Ocasio-Cortez’s words made it clear that equality is not simply about electing women.
“It’s about treating women with dignity, respect and civility,” she said.
And, just for good measure, the congresswoman flipped a classic excuse for misogyny on its head: Men in politics have gotten away with their bad behavior toward women — or their misguided policies — by explaining that they actually know women, personally, and therefore are good guys. “As the father of daughters” is a popular refrain.
“Mr. Yoho mentioned that he has a wife and two daughters. I am two years younger than Mr. Yoho’s youngest daughter. I am someone’s daughter, too,” she said. “My father, thankfully, is not alive to see how Mr. Yoho treated his daughter. My mother got to see Mr. Yoho’s disrespect on the floor of this House towards me on television, and I am here because I have to show my parents that I am their daughter and that they did not raise me to accept abuse from men.”
Then, just so everyone was clear:
“What I believe is that having a daughter does not make a man decent,” she said. “Having a wife does not make a decent man. Treating people with dignity and respect makes a decent man, and when a decent man messes up, as we all are bound to do, he tries his best and does apologize.”

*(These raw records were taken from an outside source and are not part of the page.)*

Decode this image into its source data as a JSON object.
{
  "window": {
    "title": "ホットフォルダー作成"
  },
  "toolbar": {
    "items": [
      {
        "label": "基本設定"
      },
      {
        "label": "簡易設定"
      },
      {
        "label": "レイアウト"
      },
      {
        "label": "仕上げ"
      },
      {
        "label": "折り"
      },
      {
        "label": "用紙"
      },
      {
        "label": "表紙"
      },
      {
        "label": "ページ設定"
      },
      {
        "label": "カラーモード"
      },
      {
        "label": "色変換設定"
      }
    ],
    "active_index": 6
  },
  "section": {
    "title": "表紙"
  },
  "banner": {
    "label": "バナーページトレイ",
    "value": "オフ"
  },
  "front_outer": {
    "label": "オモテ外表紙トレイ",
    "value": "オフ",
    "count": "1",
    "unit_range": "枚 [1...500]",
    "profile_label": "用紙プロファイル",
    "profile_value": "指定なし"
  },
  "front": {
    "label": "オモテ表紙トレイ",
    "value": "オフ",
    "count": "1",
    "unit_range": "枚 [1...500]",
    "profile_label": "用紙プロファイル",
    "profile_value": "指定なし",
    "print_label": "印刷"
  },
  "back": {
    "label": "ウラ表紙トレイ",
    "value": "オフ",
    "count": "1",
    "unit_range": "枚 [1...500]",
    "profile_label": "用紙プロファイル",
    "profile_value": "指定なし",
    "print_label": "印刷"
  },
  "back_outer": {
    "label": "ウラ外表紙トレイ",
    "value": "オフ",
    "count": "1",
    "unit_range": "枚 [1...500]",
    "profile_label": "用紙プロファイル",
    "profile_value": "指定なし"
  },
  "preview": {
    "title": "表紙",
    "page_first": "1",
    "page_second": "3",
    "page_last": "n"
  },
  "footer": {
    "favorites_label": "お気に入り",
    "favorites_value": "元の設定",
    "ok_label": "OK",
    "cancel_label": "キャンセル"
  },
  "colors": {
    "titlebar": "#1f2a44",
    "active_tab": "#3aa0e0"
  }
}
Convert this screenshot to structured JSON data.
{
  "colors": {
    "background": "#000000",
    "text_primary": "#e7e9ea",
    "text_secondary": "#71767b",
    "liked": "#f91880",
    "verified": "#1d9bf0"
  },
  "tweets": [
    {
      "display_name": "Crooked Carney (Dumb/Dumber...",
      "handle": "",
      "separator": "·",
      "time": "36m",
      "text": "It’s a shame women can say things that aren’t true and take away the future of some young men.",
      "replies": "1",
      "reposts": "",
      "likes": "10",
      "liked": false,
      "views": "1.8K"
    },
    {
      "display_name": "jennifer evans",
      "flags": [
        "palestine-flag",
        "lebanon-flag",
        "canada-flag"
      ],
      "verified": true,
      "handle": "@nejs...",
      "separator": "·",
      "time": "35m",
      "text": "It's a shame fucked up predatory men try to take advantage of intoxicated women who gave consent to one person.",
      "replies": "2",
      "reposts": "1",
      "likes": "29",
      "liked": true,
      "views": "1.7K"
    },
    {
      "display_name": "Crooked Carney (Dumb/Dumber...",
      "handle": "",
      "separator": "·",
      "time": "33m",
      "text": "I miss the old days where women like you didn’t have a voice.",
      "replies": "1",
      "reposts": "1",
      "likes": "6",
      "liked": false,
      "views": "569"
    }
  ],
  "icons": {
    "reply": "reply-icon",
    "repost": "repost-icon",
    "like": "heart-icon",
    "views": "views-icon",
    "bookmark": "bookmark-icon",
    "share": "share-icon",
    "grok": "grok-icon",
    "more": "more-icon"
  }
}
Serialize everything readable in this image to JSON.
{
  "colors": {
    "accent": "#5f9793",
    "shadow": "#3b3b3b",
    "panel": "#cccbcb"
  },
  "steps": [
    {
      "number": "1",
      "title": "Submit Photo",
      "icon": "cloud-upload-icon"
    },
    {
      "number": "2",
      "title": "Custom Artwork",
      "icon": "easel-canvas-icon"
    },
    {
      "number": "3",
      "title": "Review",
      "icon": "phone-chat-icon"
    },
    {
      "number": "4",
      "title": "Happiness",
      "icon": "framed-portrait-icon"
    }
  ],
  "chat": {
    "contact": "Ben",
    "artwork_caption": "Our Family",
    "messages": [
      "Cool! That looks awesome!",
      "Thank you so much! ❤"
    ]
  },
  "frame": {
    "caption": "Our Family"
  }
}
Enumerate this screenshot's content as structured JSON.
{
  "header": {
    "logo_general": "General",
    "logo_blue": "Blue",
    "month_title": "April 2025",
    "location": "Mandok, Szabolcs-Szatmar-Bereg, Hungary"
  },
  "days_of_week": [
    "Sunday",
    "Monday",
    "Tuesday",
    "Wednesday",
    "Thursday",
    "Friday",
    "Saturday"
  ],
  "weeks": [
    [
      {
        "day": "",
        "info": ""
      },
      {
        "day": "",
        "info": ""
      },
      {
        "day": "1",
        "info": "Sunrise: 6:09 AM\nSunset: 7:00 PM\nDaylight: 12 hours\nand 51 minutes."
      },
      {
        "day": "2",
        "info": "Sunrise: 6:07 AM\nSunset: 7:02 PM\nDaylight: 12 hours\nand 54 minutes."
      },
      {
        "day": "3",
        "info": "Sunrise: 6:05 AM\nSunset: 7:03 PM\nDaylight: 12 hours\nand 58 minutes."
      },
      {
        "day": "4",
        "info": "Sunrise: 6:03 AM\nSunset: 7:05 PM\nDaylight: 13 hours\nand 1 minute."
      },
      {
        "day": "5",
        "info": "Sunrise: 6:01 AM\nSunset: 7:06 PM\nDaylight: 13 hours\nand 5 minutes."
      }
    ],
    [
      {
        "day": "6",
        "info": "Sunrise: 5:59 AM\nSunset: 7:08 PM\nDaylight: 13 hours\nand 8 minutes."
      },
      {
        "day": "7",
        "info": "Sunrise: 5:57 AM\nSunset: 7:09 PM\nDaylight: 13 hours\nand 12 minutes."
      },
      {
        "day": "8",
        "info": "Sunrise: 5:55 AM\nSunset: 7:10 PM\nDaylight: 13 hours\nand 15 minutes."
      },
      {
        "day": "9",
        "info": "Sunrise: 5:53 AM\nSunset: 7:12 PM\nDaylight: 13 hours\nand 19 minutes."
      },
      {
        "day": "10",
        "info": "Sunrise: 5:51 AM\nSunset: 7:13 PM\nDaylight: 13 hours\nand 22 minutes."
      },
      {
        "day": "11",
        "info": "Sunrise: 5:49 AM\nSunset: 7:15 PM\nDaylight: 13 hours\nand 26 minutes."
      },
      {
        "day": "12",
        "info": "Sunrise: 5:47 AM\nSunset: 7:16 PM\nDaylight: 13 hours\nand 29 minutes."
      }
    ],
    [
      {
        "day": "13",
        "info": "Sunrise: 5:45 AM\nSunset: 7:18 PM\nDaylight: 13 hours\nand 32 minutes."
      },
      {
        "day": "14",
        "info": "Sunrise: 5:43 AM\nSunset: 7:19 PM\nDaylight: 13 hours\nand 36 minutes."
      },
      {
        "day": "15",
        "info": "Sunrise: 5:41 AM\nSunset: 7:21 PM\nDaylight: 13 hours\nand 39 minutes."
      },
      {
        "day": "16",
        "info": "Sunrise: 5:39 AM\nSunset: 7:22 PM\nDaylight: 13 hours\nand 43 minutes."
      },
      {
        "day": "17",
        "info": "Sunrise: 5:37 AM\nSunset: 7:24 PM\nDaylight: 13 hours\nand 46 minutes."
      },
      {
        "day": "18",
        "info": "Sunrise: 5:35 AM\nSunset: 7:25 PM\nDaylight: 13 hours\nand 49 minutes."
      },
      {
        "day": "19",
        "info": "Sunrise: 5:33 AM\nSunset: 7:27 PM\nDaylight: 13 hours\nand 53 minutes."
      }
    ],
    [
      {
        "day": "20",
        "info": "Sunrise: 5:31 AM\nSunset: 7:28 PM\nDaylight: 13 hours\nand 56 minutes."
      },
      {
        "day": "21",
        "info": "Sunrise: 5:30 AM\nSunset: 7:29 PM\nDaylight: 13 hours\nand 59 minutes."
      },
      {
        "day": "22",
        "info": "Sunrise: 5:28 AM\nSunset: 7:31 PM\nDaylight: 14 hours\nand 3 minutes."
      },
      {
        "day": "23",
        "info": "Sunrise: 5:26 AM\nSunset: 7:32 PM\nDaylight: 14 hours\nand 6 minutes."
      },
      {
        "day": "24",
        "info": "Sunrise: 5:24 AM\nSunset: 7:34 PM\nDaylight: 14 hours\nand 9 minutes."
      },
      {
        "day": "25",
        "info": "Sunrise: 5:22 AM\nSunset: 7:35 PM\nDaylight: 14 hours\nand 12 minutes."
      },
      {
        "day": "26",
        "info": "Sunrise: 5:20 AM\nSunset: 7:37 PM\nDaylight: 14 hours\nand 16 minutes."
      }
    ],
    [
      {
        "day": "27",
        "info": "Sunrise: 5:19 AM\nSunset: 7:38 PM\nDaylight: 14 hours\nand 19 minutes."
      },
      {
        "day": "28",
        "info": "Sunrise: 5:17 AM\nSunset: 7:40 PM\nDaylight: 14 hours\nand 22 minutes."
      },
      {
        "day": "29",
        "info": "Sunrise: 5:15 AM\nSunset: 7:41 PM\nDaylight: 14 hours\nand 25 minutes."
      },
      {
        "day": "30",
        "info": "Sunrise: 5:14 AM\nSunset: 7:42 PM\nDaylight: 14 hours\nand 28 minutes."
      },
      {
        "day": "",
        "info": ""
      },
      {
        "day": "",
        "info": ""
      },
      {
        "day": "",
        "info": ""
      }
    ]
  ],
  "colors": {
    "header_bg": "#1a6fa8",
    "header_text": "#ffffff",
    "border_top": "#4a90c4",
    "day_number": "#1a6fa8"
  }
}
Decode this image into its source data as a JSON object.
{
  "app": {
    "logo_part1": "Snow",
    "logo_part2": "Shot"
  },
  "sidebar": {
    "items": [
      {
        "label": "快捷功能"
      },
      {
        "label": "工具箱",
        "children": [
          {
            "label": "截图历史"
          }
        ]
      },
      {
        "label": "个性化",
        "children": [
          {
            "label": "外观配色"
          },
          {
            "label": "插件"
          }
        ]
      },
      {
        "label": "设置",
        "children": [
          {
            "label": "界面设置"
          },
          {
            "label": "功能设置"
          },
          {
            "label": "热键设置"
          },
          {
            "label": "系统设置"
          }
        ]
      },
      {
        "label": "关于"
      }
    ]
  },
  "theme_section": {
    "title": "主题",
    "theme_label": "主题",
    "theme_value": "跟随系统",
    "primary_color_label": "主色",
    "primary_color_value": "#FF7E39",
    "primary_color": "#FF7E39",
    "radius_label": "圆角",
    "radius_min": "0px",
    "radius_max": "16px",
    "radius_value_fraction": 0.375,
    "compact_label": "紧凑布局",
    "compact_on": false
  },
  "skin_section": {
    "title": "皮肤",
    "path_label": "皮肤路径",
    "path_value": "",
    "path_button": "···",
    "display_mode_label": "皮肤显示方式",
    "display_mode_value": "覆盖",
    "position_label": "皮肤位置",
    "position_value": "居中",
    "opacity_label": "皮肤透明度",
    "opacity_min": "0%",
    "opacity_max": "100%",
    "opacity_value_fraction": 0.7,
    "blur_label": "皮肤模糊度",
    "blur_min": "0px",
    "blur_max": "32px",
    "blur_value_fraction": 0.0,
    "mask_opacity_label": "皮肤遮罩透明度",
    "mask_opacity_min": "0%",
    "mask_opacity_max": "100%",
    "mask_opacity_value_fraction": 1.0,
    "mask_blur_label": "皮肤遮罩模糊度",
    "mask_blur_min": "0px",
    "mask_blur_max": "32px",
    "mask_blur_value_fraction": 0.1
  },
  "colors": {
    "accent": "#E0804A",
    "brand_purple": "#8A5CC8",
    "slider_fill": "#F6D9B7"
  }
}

CORRECTION: Due to an editing error, a previous version of this article misidentified Rep. Ted Yoho as a Democrat. He is a Republican.